As a switch hitter with great speed on the base path and in center field, he projects as the perfect future lead-off hitter.

Austin Hays was a 3rd round draft pick in the 2016 draft out of Jacksonville University.  Hays has emerged as the most promising of Orioles prospects by making the jump from Aberdeen to Frederick and now to Bowie. The man has been a one man wrecking crew getting better and better as he climbs the minor leagues.

If a line of a .328 batting average, 16 home runs, and 41 RBI’s was not impressive enough, he is now hitting .333, 13 home runs, and 44 RBI’s after his promotion.  On the defensive side, he possesses great speed and strong arms to get runners out.  National prospects lists have started to take notice and project him as a starting right fielder.

DJ Stewart was the Orioles first round draft pick in 2015 out of Florida State University.  What started out as a disappointing campaign in Aberdeen and Delmarva led to a surprising promotion to Frederick, the high Single-A affiliate.

Since his time in Frederick, he has found his bat and proven why he was taken in the first round. At Bowie, he has filled out the stat sheet by slashing .264, 20 doubles, 17 home runs, 69 RBI’s and 17 stolen bases.

Stewart’s greatest asset is his disciplined eye and ability to get on base. From low Single-A to Double-AA, he has been above a .360 on base percentage, something the Orioles could use more often.

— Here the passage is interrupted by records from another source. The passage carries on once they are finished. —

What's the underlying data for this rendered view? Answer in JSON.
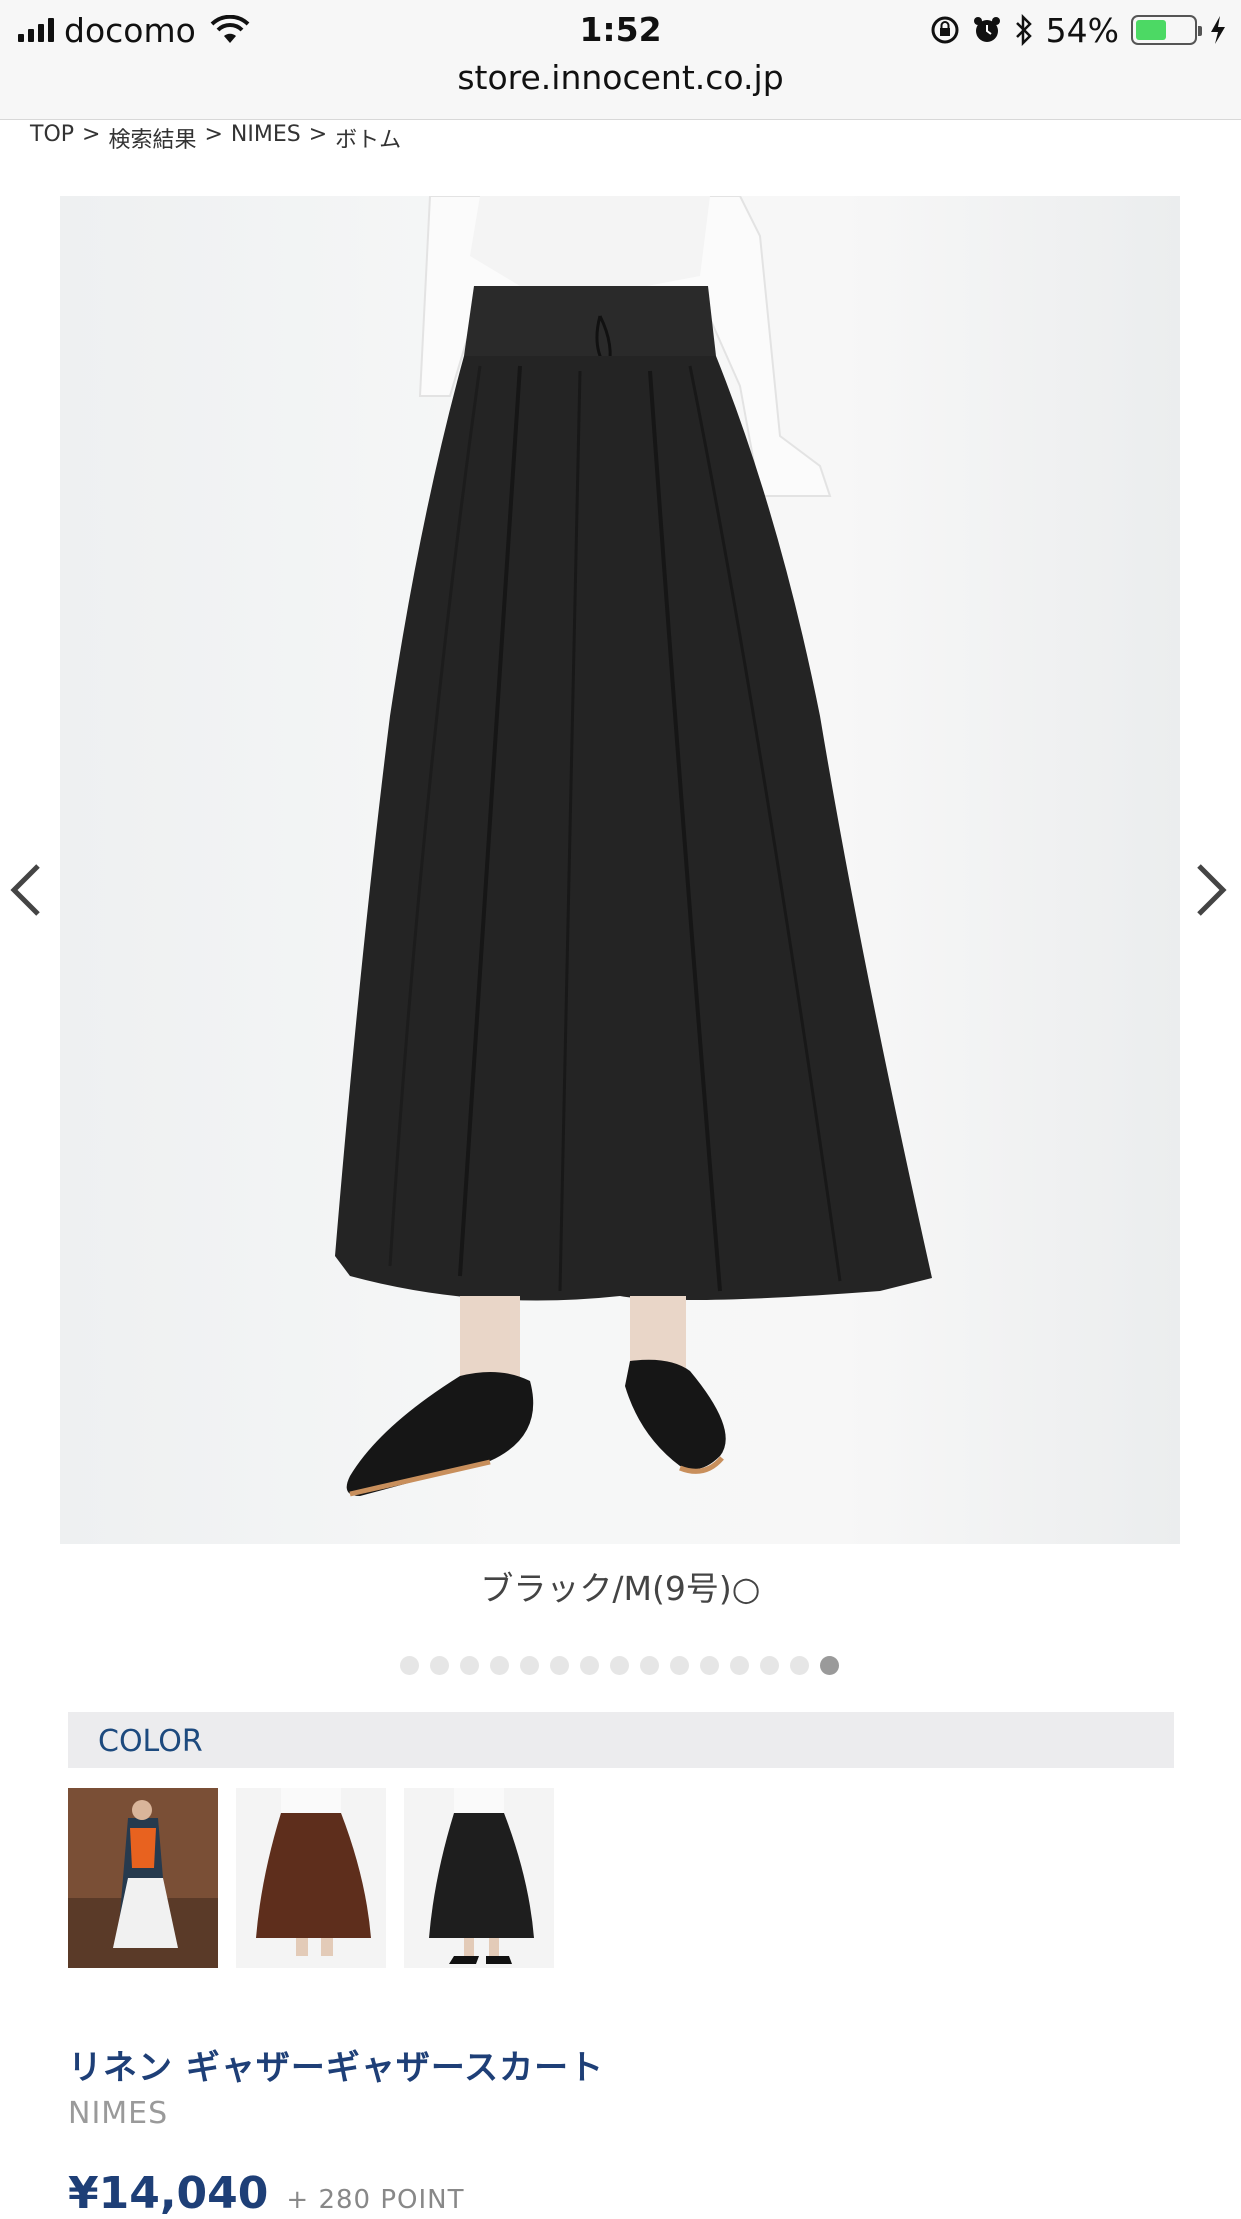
{
  "status_bar": {
    "carrier": "docomo",
    "time": "1:52",
    "battery_percent": "54%",
    "battery_level": 0.54
  },
  "browser": {
    "url": "store.innocent.co.jp"
  },
  "breadcrumb": [
    {
      "label": "TOP"
    },
    {
      "label": "検索結果"
    },
    {
      "label": "NIMES"
    },
    {
      "label": "ボトム"
    }
  ],
  "breadcrumb_separator": ">",
  "carousel": {
    "caption": "ブラック/M(9号)○",
    "dot_count": 15,
    "active_dot": 14
  },
  "color_section": {
    "label": "COLOR"
  },
  "swatches": [
    {
      "name": "model-outfit"
    },
    {
      "name": "brown"
    },
    {
      "name": "black"
    }
  ],
  "product": {
    "title": "リネン ギャザーギャザースカート",
    "brand": "NIMES",
    "price": "¥14,040",
    "points": "+ 280 POINT"
  },
  "colors": {
    "accent_navy": "#1e3f77",
    "battery_green": "#4cd964"
  }
}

Trey Mancini has taken the outfield and proven himself to be at least a serviceable defender. Given the fact that Seth Smith will be a free-agent after this year, there is the possibility of an opening in the outfield for next year. Decisions will have to be made concerning moving some players to allow for the promising young ones to grow.

The Orioles will have to find the right balance between Rule 5 draft picks and their growing farm system. In any case, what was once an outfield deficiency has led to a good problem to have for the future.